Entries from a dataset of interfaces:
━━━━━━━━━━━━━━━━

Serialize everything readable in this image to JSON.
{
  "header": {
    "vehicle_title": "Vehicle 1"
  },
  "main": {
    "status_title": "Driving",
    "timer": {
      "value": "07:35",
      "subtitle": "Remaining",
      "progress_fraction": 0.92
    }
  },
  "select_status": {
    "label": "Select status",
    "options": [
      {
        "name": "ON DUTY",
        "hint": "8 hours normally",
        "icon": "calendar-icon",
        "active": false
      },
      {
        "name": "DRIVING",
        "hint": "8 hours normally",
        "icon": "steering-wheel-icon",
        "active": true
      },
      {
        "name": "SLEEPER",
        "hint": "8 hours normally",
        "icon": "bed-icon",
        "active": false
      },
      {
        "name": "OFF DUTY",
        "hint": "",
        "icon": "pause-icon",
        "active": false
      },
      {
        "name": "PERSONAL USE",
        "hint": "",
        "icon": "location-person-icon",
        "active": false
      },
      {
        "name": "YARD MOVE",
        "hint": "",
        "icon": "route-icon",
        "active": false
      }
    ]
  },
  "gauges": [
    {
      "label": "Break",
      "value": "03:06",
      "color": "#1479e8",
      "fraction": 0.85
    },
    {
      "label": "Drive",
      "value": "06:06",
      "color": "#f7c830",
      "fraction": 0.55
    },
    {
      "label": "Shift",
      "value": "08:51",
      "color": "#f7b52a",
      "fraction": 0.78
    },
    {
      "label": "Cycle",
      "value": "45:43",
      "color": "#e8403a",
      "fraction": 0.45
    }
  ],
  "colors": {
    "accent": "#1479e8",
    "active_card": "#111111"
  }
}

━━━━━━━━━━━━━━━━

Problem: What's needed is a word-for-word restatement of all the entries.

Task result:
Serialize everything readable in this image to JSON.
{
  "header": {
    "vehicle_title": "Vehicle 1"
  },
  "main": {
    "status_title": "Driving",
    "timer": {
      "value": "07:35",
      "subtitle": "Remaining",
      "progress_fraction": 0.92
    }
  },
  "select_status": {
    "label": "Select status",
    "options": [
      {
        "name": "ON DUTY",
        "hint": "8 hours normally",
        "icon": "calendar-icon",
        "active": false
      },
      {
        "name": "DRIVING",
        "hint": "8 hours normally",
        "icon": "steering-wheel-icon",
        "active": true
      },
      {
        "name": "SLEEPER",
        "hint": "8 hours normally",
        "icon": "bed-icon",
        "active": false
      },
      {
        "name": "OFF DUTY",
        "hint": "",
        "icon": "pause-icon",
        "active": false
      },
      {
        "name": "PERSONAL USE",
        "hint": "",
        "icon": "location-person-icon",
        "active": false
      },
      {
        "name": "YARD MOVE",
        "hint": "",
        "icon": "route-icon",
        "active": false
      }
    ]
  },
  "gauges": [
    {
      "label": "Break",
      "value": "03:06",
      "color": "#1479e8",
      "fraction": 0.85
    },
    {
      "label": "Drive",
      "value": "06:06",
      "color": "#f7c830",
      "fraction": 0.55
    },
    {
      "label": "Shift",
      "value": "08:51",
      "color": "#f7b52a",
      "fraction": 0.78
    },
    {
      "label": "Cycle",
      "value": "45:43",
      "color": "#e8403a",
      "fraction": 0.45
    }
  ],
  "colors": {
    "accent": "#1479e8",
    "active_card": "#111111"
  }
}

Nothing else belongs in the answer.